Traditional medical journals have been around for centuries — chronicling scientific advancements and medical knowledge since the late 1700's.
Although many of the esteemed peer reviewed publications like the New England Journal of Medicine have become available online, most have remained locked behind pay walls — not allowing the general public to view the content without having to pay hefty fees.
One Palo Alto start-up Curēus (pronounced "curious"), is attempting to radically change all that by re-imagining peer reviewed scientific publications to become more social and user-friendly in our internet age.
The co-operative ownership structure that Curēus employs, enables those who produce, review and contribute medical research into their eco-system to ultimately share in the company’s financial success.
“The average Joe has little to no access to the medical literature today,” Stanford neurosurgeon John Adler, MD told the SF Gate. “It's not right. It should be a human right.”
“We're trying to take the huge revolution in communication and blend it with the medical world,” Dr. Adler told the SF Gate, who himself has published more than 200 papers in traditional medical journals throughout his career.
“Nowadays, you wouldn't go to a restaurant without Yelping it first. You wouldn't go see a movie without seeing what Rotten Tomatoes had to say about it. But medical journals are still stuck in this 200-year-old paradigm.”
If you think Dr. Adler is some lone voice calling out in the wilderness beyond the drone of the traditional journal monopoly — you might want to take an second look. Adler has successfully assembled a prestigious editorial board of over 170 leading physicians worldwide at Curēus inside of a very short timeline.
Curēus is hell-bent on disrupting the way traditional medical journals have become a barrier to ground breaking, clinical studies in peer reviewed literature — perpetuating outdated processes that can sometimes keep key research from being published for years.
The idea of crowdsourcing open-access medical journals may have reached a critical tipping point — as the electronic information age of mobile healthcare and social media pushes in from all sides at an accelerated pace.
With the number of people who’ve downloaded a health app nearly doubling in one year from 124 million in 2011 to 247 million in 2012 — it's obvious that the appetite for instant access to relevant medical information is on a gargantuan growth curve.
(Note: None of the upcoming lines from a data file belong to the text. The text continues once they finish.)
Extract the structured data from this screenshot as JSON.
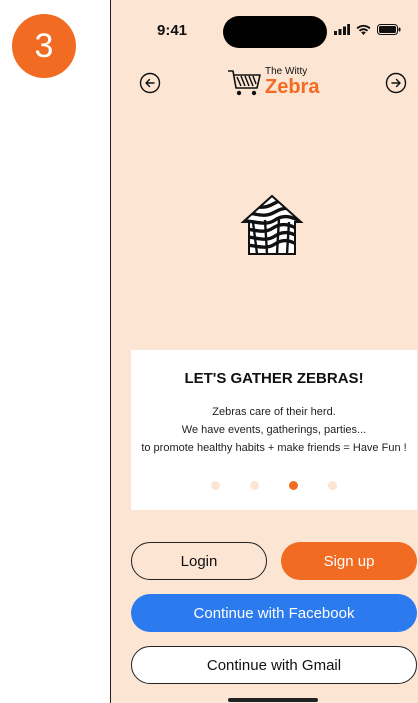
{
  "step": {
    "number": "3"
  },
  "status_bar": {
    "time": "9:41",
    "icons": [
      "signal-icon",
      "wifi-icon",
      "battery-icon"
    ]
  },
  "nav": {
    "prev_icon": "arrow-left-circle-icon",
    "next_icon": "arrow-right-circle-icon"
  },
  "brand": {
    "tagline": "The Witty",
    "name": "Zebra",
    "icon": "zebra-cart-icon"
  },
  "hero": {
    "icon": "zebra-house-icon"
  },
  "onboarding": {
    "title": "LET'S GATHER ZEBRAS!",
    "lines": [
      "Zebras care of their herd.",
      "We have events, gatherings, parties...",
      "to promote healthy habits + make friends = Have Fun !"
    ],
    "page_count": 4,
    "active_page_index": 2
  },
  "actions": {
    "login_label": "Login",
    "signup_label": "Sign up",
    "facebook_label": "Continue with Facebook",
    "gmail_label": "Continue with Gmail"
  },
  "colors": {
    "accent": "#F26B22",
    "background": "#FDE5D3",
    "facebook": "#2B7BEF"
  }
}
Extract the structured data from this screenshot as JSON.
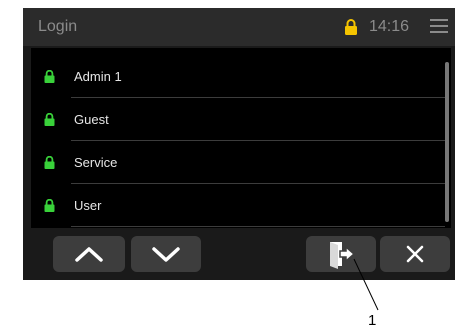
{
  "header": {
    "title": "Login",
    "time": "14:16"
  },
  "users": [
    {
      "label": "Admin 1"
    },
    {
      "label": "Guest"
    },
    {
      "label": "Service"
    },
    {
      "label": "User"
    }
  ],
  "icons": {
    "header_lock": "lock-icon",
    "row_lock": "lock-icon",
    "menu": "hamburger-menu-icon",
    "up": "chevron-up-icon",
    "down": "chevron-down-icon",
    "login": "door-enter-icon",
    "close": "close-icon"
  },
  "colors": {
    "header_lock": "#f5c400",
    "row_lock": "#39d13a",
    "background": "#1a1a1a",
    "list": "#000000",
    "button": "#3d3d3d"
  },
  "callout": {
    "label": "1"
  }
}
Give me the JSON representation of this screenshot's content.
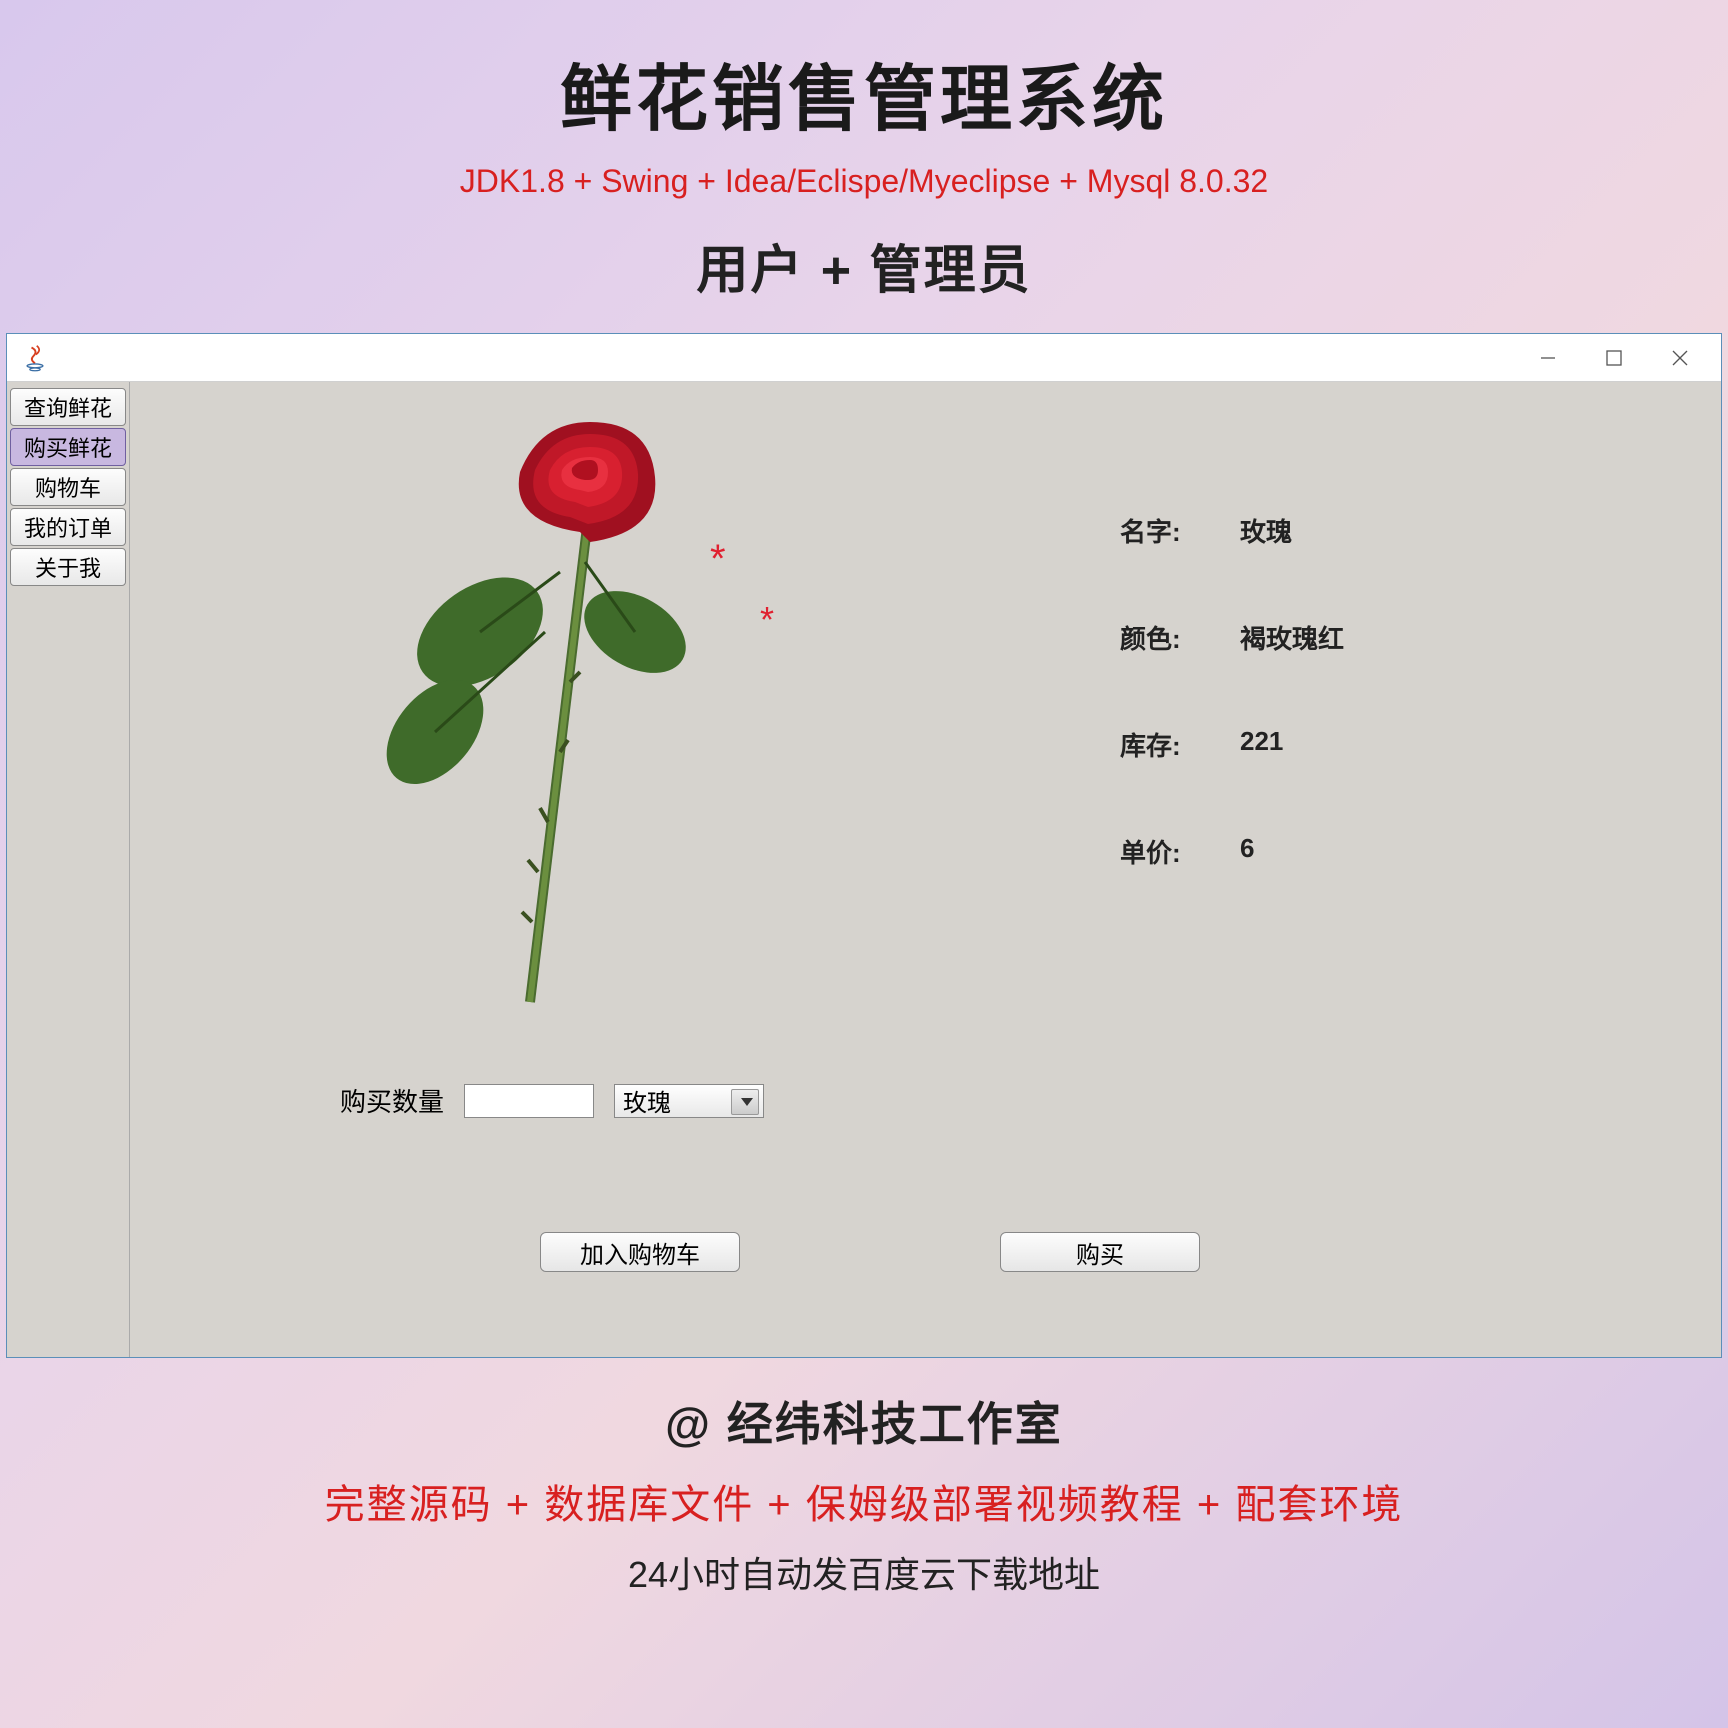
{
  "header": {
    "title": "鲜花销售管理系统",
    "tech": "JDK1.8 + Swing + Idea/Eclispe/Myeclipse + Mysql 8.0.32",
    "roles": "用户 + 管理员"
  },
  "sidebar": {
    "items": [
      {
        "label": "查询鲜花"
      },
      {
        "label": "购买鲜花"
      },
      {
        "label": "购物车"
      },
      {
        "label": "我的订单"
      },
      {
        "label": "关于我"
      }
    ],
    "active_index": 1
  },
  "details": {
    "name_label": "名字:",
    "name_value": "玫瑰",
    "color_label": "颜色:",
    "color_value": "褐玫瑰红",
    "stock_label": "库存:",
    "stock_value": "221",
    "price_label": "单价:",
    "price_value": "6"
  },
  "purchase": {
    "qty_label": "购买数量",
    "qty_value": "",
    "select_value": "玫瑰",
    "add_cart_label": "加入购物车",
    "buy_label": "购买"
  },
  "footer": {
    "studio": "@ 经纬科技工作室",
    "package": "完整源码 + 数据库文件 + 保姆级部署视频教程 + 配套环境",
    "delivery": "24小时自动发百度云下载地址"
  }
}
Dr. Adler is convinced that expanded access to information will benefit everyone.“We aspire to be the journal, not just a journal,” he said. A grand vision that should be making the old guard at traditional medical journals a bit nervous right about now.
Especially since joining Curēus and accessing its content is free.
via SF Gate